*Extracted records*.
☆ ☆ ☆ ☆ ☆ ☆ ☆

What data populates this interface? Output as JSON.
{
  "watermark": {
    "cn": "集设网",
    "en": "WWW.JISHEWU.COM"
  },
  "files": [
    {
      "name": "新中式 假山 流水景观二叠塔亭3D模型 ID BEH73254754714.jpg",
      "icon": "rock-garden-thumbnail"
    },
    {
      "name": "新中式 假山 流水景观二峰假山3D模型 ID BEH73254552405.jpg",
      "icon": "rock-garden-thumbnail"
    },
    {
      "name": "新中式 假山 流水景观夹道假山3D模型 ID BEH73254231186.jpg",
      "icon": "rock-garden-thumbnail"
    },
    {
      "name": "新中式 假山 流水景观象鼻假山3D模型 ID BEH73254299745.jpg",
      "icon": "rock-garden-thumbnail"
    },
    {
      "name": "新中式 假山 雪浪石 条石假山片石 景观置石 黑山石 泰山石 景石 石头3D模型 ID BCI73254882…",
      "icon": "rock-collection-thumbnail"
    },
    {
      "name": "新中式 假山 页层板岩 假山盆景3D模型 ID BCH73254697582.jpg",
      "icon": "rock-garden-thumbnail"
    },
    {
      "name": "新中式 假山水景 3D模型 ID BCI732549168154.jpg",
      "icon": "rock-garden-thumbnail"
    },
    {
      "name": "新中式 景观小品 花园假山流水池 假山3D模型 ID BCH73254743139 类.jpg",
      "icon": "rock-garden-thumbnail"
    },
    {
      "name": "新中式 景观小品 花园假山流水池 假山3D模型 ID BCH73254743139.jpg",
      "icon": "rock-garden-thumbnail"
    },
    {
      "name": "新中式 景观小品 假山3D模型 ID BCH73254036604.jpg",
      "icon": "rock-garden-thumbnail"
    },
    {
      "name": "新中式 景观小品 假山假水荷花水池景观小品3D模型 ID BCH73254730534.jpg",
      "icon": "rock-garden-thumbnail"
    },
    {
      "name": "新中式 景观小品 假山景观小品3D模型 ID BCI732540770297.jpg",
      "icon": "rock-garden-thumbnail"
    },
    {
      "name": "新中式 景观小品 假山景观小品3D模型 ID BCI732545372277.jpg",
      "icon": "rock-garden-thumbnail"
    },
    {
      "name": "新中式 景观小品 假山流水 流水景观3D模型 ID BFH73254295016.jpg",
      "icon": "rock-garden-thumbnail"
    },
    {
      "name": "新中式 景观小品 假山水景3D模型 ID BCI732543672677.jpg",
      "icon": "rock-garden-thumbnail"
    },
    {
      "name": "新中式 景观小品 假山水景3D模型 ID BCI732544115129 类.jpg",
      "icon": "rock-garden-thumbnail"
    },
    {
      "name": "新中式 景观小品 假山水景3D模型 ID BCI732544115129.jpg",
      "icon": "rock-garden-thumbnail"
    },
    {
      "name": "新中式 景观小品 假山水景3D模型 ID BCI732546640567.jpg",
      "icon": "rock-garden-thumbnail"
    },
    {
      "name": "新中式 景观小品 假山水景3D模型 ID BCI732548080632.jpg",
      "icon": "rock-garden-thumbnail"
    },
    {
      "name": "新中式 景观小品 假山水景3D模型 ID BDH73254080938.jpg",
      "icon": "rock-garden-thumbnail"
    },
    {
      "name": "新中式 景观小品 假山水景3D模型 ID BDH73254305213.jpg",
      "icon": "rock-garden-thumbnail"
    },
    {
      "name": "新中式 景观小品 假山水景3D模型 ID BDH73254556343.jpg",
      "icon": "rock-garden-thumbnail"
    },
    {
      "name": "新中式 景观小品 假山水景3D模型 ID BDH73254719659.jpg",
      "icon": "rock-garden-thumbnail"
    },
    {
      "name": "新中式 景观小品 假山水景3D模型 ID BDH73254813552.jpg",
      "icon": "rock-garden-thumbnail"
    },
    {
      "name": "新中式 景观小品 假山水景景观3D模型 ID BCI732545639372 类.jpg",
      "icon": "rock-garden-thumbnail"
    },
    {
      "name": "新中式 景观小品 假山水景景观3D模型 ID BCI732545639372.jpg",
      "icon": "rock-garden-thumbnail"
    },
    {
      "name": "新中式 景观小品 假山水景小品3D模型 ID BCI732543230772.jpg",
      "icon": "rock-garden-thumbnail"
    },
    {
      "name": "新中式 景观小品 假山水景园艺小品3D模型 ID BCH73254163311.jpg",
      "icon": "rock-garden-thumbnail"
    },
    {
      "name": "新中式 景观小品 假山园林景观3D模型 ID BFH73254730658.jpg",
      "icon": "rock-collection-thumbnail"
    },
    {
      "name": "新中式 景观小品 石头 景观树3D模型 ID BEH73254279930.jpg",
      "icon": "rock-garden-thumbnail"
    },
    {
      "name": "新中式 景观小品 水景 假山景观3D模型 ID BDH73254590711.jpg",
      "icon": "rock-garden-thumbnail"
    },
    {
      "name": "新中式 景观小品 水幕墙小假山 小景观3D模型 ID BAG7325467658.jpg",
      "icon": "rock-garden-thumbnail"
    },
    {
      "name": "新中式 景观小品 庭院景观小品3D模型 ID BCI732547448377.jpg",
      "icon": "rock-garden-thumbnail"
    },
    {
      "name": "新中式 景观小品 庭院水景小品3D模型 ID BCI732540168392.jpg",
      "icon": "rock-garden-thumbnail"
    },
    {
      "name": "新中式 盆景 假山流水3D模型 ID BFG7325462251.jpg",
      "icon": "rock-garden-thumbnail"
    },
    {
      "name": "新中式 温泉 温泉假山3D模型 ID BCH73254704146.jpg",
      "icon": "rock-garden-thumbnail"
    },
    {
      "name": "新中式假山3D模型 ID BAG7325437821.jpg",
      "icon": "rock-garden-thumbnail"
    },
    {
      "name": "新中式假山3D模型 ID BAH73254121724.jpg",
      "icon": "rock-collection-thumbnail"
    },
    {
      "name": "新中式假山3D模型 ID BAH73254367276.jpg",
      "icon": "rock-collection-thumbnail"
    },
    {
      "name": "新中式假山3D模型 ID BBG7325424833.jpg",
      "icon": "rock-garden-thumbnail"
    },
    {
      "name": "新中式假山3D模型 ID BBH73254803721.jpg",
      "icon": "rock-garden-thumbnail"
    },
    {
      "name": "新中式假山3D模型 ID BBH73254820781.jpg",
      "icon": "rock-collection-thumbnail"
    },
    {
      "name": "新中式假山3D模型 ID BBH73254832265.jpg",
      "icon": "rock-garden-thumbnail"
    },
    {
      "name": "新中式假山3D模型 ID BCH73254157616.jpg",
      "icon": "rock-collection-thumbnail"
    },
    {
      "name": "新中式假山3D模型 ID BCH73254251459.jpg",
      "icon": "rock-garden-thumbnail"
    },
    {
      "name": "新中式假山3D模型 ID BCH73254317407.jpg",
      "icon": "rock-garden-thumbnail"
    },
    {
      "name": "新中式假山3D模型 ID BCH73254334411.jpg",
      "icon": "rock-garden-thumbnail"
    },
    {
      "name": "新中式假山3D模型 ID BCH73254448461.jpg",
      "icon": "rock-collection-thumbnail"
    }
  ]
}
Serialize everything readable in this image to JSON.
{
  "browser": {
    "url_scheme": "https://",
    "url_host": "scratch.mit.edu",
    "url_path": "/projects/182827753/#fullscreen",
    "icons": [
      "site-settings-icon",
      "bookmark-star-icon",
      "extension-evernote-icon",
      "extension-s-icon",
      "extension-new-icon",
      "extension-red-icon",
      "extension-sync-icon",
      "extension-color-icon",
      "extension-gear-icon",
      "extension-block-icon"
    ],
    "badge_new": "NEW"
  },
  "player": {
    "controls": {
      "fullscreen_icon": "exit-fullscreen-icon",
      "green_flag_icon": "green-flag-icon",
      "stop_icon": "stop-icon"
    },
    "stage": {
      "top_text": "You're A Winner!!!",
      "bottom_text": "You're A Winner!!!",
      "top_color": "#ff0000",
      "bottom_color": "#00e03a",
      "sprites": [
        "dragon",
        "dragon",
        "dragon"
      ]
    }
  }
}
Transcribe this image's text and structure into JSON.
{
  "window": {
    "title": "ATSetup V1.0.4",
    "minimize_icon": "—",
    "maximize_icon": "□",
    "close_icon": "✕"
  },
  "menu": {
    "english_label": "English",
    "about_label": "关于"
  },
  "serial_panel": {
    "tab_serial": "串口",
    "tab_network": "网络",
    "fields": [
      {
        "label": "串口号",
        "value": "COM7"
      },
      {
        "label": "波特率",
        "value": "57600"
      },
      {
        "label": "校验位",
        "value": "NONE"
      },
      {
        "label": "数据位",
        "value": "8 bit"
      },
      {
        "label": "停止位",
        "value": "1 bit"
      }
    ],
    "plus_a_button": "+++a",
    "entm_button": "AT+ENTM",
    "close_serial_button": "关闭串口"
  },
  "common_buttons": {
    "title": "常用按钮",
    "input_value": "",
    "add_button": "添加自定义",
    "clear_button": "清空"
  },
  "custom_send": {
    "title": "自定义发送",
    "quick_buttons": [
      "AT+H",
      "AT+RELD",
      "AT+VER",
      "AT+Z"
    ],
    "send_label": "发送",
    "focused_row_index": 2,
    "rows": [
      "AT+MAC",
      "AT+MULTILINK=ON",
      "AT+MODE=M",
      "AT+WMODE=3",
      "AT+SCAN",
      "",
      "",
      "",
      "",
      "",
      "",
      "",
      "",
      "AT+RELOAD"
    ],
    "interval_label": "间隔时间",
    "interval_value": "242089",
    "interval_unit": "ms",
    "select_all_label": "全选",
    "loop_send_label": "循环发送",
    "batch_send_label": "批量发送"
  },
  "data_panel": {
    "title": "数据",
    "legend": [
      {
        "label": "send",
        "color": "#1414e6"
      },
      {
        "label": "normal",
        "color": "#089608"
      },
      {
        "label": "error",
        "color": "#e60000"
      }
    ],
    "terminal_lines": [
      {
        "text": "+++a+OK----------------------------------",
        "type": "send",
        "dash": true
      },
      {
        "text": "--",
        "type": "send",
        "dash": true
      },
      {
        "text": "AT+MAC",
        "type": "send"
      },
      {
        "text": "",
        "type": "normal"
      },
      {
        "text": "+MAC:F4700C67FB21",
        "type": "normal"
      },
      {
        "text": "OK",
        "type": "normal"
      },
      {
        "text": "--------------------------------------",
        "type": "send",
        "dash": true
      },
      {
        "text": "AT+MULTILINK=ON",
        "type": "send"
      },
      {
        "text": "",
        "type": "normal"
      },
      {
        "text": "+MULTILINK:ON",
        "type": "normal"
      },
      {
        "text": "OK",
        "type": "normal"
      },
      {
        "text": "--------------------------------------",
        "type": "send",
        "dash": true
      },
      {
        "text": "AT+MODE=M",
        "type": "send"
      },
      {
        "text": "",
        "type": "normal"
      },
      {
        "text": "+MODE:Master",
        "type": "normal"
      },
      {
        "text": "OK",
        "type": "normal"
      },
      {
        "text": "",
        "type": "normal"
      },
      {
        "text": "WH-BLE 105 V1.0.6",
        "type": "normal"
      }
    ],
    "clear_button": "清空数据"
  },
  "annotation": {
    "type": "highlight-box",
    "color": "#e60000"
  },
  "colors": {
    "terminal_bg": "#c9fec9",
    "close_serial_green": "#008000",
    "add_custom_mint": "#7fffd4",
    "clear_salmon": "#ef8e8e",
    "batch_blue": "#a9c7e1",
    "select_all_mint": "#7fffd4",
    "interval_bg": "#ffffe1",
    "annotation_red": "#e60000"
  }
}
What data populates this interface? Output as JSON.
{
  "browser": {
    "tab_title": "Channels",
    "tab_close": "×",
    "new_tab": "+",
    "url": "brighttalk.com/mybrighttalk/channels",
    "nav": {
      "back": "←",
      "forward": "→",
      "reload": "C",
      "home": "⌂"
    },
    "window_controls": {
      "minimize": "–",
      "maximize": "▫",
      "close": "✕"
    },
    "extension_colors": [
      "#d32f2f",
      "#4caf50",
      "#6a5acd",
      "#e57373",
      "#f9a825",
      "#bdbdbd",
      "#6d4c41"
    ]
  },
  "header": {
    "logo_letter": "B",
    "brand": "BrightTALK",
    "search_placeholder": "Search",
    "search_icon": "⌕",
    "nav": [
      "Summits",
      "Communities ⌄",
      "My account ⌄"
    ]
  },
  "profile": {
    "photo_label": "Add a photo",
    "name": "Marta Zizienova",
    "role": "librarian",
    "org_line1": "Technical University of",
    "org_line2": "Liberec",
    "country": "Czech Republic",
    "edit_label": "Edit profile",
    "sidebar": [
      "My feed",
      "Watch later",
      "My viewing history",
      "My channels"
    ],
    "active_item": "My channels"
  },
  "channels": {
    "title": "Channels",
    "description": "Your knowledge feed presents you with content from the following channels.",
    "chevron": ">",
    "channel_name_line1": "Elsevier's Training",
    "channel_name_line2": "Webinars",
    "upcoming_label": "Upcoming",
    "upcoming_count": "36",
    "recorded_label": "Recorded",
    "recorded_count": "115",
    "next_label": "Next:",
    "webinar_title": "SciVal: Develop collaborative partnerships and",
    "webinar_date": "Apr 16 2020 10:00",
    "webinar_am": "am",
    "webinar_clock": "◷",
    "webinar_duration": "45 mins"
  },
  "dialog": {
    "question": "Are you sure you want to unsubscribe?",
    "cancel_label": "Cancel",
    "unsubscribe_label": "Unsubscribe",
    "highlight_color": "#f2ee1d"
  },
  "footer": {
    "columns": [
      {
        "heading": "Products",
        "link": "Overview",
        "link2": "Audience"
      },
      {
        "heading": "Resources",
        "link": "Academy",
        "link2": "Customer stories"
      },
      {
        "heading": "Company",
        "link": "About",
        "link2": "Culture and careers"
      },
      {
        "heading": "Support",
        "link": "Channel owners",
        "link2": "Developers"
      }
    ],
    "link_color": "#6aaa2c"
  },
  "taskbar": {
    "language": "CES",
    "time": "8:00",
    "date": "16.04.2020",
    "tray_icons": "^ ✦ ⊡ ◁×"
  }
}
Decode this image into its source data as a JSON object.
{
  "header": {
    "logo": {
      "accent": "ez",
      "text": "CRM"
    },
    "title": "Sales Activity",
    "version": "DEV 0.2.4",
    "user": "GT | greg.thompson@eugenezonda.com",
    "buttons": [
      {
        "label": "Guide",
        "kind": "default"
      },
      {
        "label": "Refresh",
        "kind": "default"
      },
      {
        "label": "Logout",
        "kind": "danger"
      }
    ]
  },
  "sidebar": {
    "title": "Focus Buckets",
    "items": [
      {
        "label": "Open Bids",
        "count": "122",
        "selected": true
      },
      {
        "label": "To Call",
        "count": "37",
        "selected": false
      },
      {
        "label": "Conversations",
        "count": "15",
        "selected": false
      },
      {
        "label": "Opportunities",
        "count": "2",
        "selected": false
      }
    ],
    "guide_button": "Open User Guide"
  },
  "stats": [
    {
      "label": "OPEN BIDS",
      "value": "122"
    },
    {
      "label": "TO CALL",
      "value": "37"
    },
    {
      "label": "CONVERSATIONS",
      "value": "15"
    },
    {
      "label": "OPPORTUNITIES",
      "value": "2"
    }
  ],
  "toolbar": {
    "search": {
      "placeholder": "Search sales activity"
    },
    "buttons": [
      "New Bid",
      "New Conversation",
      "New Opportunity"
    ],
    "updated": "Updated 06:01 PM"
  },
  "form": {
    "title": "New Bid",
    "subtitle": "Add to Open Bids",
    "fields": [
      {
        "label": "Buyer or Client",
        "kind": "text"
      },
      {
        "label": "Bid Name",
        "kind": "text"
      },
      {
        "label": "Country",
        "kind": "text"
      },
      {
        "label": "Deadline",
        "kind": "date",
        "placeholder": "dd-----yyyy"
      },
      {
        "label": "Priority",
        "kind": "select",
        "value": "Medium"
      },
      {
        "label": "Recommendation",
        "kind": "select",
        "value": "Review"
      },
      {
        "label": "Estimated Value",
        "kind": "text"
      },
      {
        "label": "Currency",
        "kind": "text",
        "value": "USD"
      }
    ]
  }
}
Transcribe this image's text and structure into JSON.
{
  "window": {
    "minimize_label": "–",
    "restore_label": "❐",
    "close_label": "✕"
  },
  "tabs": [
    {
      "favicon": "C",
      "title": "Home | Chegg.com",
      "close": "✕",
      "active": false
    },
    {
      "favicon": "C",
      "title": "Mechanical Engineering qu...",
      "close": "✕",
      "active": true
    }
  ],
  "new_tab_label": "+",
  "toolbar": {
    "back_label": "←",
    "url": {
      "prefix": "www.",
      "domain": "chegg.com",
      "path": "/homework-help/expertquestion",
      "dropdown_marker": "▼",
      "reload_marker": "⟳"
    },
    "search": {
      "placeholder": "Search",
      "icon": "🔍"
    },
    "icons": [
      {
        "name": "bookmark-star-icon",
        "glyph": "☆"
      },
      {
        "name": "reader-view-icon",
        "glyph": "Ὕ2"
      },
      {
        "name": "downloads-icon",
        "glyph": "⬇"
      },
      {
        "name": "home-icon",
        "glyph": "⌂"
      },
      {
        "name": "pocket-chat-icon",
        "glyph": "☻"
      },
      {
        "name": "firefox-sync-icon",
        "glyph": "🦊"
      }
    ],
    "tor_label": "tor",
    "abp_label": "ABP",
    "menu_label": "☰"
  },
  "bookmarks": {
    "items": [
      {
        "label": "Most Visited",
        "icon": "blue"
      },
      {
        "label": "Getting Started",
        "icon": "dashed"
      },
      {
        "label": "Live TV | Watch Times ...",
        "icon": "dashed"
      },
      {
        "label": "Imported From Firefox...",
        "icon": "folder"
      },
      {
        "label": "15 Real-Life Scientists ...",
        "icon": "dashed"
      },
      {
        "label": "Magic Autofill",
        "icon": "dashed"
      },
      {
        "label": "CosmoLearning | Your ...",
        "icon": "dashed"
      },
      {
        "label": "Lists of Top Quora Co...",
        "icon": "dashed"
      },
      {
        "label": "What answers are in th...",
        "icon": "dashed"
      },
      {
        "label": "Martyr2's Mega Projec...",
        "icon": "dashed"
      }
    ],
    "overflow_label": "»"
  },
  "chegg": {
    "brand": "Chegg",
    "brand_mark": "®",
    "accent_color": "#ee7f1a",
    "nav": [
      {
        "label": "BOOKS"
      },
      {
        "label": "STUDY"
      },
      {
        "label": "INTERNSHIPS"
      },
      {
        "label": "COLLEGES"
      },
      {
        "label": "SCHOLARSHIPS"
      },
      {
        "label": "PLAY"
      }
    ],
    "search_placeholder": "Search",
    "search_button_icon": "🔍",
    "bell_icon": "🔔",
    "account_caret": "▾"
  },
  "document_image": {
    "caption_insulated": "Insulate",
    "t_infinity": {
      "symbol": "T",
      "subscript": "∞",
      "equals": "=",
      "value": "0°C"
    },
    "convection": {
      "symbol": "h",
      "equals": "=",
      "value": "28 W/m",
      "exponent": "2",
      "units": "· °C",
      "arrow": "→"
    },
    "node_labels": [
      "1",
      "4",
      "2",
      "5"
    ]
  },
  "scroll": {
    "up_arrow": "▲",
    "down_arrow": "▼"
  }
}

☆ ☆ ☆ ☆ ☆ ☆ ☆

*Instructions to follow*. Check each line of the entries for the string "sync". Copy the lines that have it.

*Response for this exercise*.
      "extension-sync-icon",
        "name": "firefox-sync-icon",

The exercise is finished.